In the end we, of course, the red watch won the race and the permanent crew cheated. Therefore, the permanent crew has to clean the heads and showers and everyone was very happy about that.
As always we had our crew meeting afterwards, but today was special. Ben and Niki announced the positions that we’ll have during the handover.
Basically, the handover is about the 10 days between the Azores and Boulogne, when we, the students and mentors will be in charge of the vessel. This 10 day leg will be split up into three parts with one team each.
Each team will have a Captain, a Chief Officer, a 2nd Officer……., such that each team has ten people. This means that during the handover everyone has a position for about three days. Previously, we split up into watches with the people that we want to have a watch with.
Plus, we wrote applications for our first and second wishes as to what position we’d like to have. So this meeting was very exciting for us. After everyone received their position, we had a bit of time to find our teams, although in the end it took the rest of the day to sort out our teams.
This took so long because we also had to work out who was in which watch because if all of white watch for example is in one team then during the handover of that team there isn’t actually anyone in the watch to do watchkeeping.
Therefore, it was a challenge for all of us as a group to create these teams with wishes, watches and positions (hours of long hard work and lot of thinking passed by). In the end we arranged these teams:
Order: Captain, Chief Officer, 2nd Officer, 3rd Officer, Engineer, Cook, Doctor, Bosun, Bosun’s Mate, Bosun’s Mate:
Group Sophie: Sophie, Robi, Penelope, Kira M., Kira R., Theresa, Marcel, Ronja, Felix, Lauryn
Group Nils: Nils, Poldi, Lizzy, Elisa, Rene, Tabi, Basti, Tati, Fabi, Sinan

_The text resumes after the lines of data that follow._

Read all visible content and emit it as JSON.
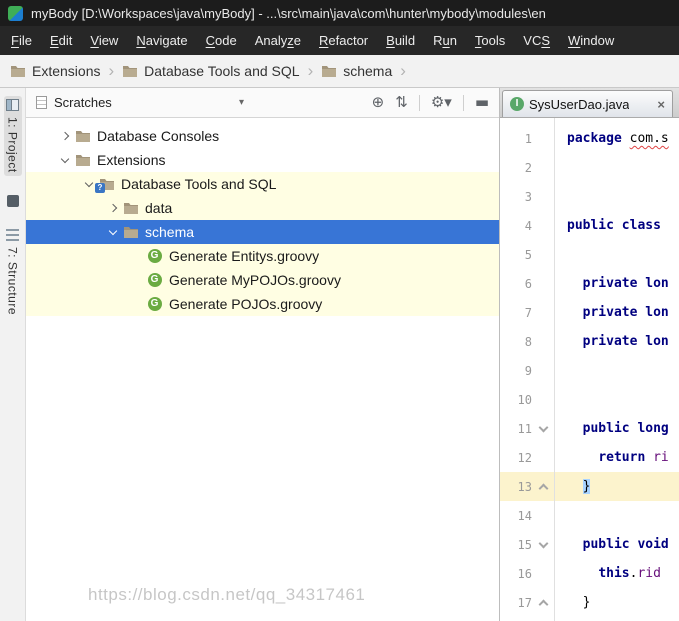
{
  "title_bar": {
    "title": "myBody [D:\\Workspaces\\java\\myBody] - ...\\src\\main\\java\\com\\hunter\\mybody\\modules\\en"
  },
  "menu": {
    "items": [
      {
        "label": "File",
        "underline": 0
      },
      {
        "label": "Edit",
        "underline": 0
      },
      {
        "label": "View",
        "underline": 0
      },
      {
        "label": "Navigate",
        "underline": 0
      },
      {
        "label": "Code",
        "underline": 0
      },
      {
        "label": "Analyze",
        "underline": 5
      },
      {
        "label": "Refactor",
        "underline": 0
      },
      {
        "label": "Build",
        "underline": 0
      },
      {
        "label": "Run",
        "underline": 1
      },
      {
        "label": "Tools",
        "underline": 0
      },
      {
        "label": "VCS",
        "underline": 2
      },
      {
        "label": "Window",
        "underline": 0
      }
    ]
  },
  "breadcrumbs": {
    "items": [
      "Extensions",
      "Database Tools and SQL",
      "schema"
    ],
    "separator": "›"
  },
  "tool_strip": {
    "buttons": [
      {
        "label": "1: Project",
        "icon": "project-tool-icon",
        "active": true
      },
      {
        "label": "",
        "icon": "bookmark-icon",
        "active": false
      },
      {
        "label": "7: Structure",
        "icon": "structure-tool-icon",
        "active": false
      }
    ]
  },
  "project_panel": {
    "scope_selector": "Scratches",
    "toolbar": [
      {
        "name": "locate",
        "glyph": "⊕"
      },
      {
        "name": "collapse-all",
        "glyph": "⇅"
      },
      {
        "name": "divider",
        "glyph": ""
      },
      {
        "name": "settings",
        "glyph": "⚙▾"
      },
      {
        "name": "divider",
        "glyph": ""
      },
      {
        "name": "hide",
        "glyph": "▬"
      }
    ],
    "tree": [
      {
        "label": "Database Consoles",
        "level": 0,
        "arrow": "collapsed",
        "icon": "folder",
        "bg": "",
        "selected": false
      },
      {
        "label": "Extensions",
        "level": 0,
        "arrow": "expanded",
        "icon": "folder",
        "bg": "",
        "selected": false
      },
      {
        "label": "Database Tools and SQL",
        "level": 1,
        "arrow": "expanded",
        "icon": "plugin",
        "bg": "cream",
        "selected": false
      },
      {
        "label": "data",
        "level": 2,
        "arrow": "collapsed",
        "icon": "folder",
        "bg": "cream",
        "selected": false
      },
      {
        "label": "schema",
        "level": 2,
        "arrow": "expanded",
        "icon": "folder",
        "bg": "cream",
        "selected": true
      },
      {
        "label": "Generate Entitys.groovy",
        "level": 3,
        "arrow": null,
        "icon": "groovy",
        "bg": "cream",
        "selected": false
      },
      {
        "label": "Generate MyPOJOs.groovy",
        "level": 3,
        "arrow": null,
        "icon": "groovy",
        "bg": "cream",
        "selected": false
      },
      {
        "label": "Generate POJOs.groovy",
        "level": 3,
        "arrow": null,
        "icon": "groovy",
        "bg": "cream",
        "selected": false
      }
    ]
  },
  "editor": {
    "tab": {
      "label": "SysUserDao.java",
      "icon": "interface",
      "close_glyph": "×"
    },
    "lines": [
      {
        "num": 1,
        "fold": null,
        "current": false,
        "tokens": [
          {
            "t": "package",
            "c": "keyword"
          },
          {
            "t": " ",
            "c": "plain"
          },
          {
            "t": "com.s",
            "c": "error"
          }
        ]
      },
      {
        "num": 2,
        "fold": null,
        "current": false,
        "tokens": []
      },
      {
        "num": 3,
        "fold": null,
        "current": false,
        "tokens": []
      },
      {
        "num": 4,
        "fold": null,
        "current": false,
        "tokens": [
          {
            "t": "public class ",
            "c": "keyword"
          }
        ]
      },
      {
        "num": 5,
        "fold": null,
        "current": false,
        "tokens": []
      },
      {
        "num": 6,
        "fold": null,
        "current": false,
        "tokens": [
          {
            "t": "  ",
            "c": "plain"
          },
          {
            "t": "private lon",
            "c": "keyword"
          }
        ]
      },
      {
        "num": 7,
        "fold": null,
        "current": false,
        "tokens": [
          {
            "t": "  ",
            "c": "plain"
          },
          {
            "t": "private lon",
            "c": "keyword"
          }
        ]
      },
      {
        "num": 8,
        "fold": null,
        "current": false,
        "tokens": [
          {
            "t": "  ",
            "c": "plain"
          },
          {
            "t": "private lon",
            "c": "keyword"
          }
        ]
      },
      {
        "num": 9,
        "fold": null,
        "current": false,
        "tokens": []
      },
      {
        "num": 10,
        "fold": null,
        "current": false,
        "tokens": []
      },
      {
        "num": 11,
        "fold": "down",
        "current": false,
        "tokens": [
          {
            "t": "  ",
            "c": "plain"
          },
          {
            "t": "public long",
            "c": "keyword"
          }
        ]
      },
      {
        "num": 12,
        "fold": null,
        "current": false,
        "tokens": [
          {
            "t": "    ",
            "c": "plain"
          },
          {
            "t": "return ",
            "c": "keyword"
          },
          {
            "t": "ri",
            "c": "field"
          }
        ]
      },
      {
        "num": 13,
        "fold": "up",
        "current": true,
        "tokens": [
          {
            "t": "  ",
            "c": "plain"
          },
          {
            "t": "}",
            "c": "brace"
          }
        ]
      },
      {
        "num": 14,
        "fold": null,
        "current": false,
        "tokens": []
      },
      {
        "num": 15,
        "fold": "down",
        "current": false,
        "tokens": [
          {
            "t": "  ",
            "c": "plain"
          },
          {
            "t": "public void",
            "c": "keyword"
          }
        ]
      },
      {
        "num": 16,
        "fold": null,
        "current": false,
        "tokens": [
          {
            "t": "    ",
            "c": "plain"
          },
          {
            "t": "this",
            "c": "keyword"
          },
          {
            "t": ".",
            "c": "plain"
          },
          {
            "t": "rid",
            "c": "field"
          }
        ]
      },
      {
        "num": 17,
        "fold": "up",
        "current": false,
        "tokens": [
          {
            "t": "  ",
            "c": "plain"
          },
          {
            "t": "}",
            "c": "plain"
          }
        ]
      }
    ]
  },
  "watermark": "https://blog.csdn.net/qq_34317461",
  "colors": {
    "selection_blue": "#3875d6",
    "tree_highlight_cream": "#fffee3",
    "caret_line": "#fcf3cd",
    "keyword_navy": "#000080",
    "field_purple": "#660e7a",
    "error_red": "#e04444",
    "brace_match_blue": "#a8d3ff"
  }
}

Group Christian: Christian, Peer, Nick, Niklas, Louiz, Marlen, Helena, Nele, Justus, Elly
The rest of the afternoon I spent with Brian in the engine room cleaning up the mess that we created during the day and went through the engineering section of the little pelican crew training booklet that we got.
Of course, the tea breaks in between were very important as well. Sometime around five I was done with my job for today and rested until dinner time.
After dinner we had another student meeting and then finally started our nightly shanty night, where we sing shanties all together. By nine we were done and I enjoyed the evening with my friends before going to bed knowing that I won’t have to get up for night watch.
15 days to go, the countdown is on!
Good night from the Pelican,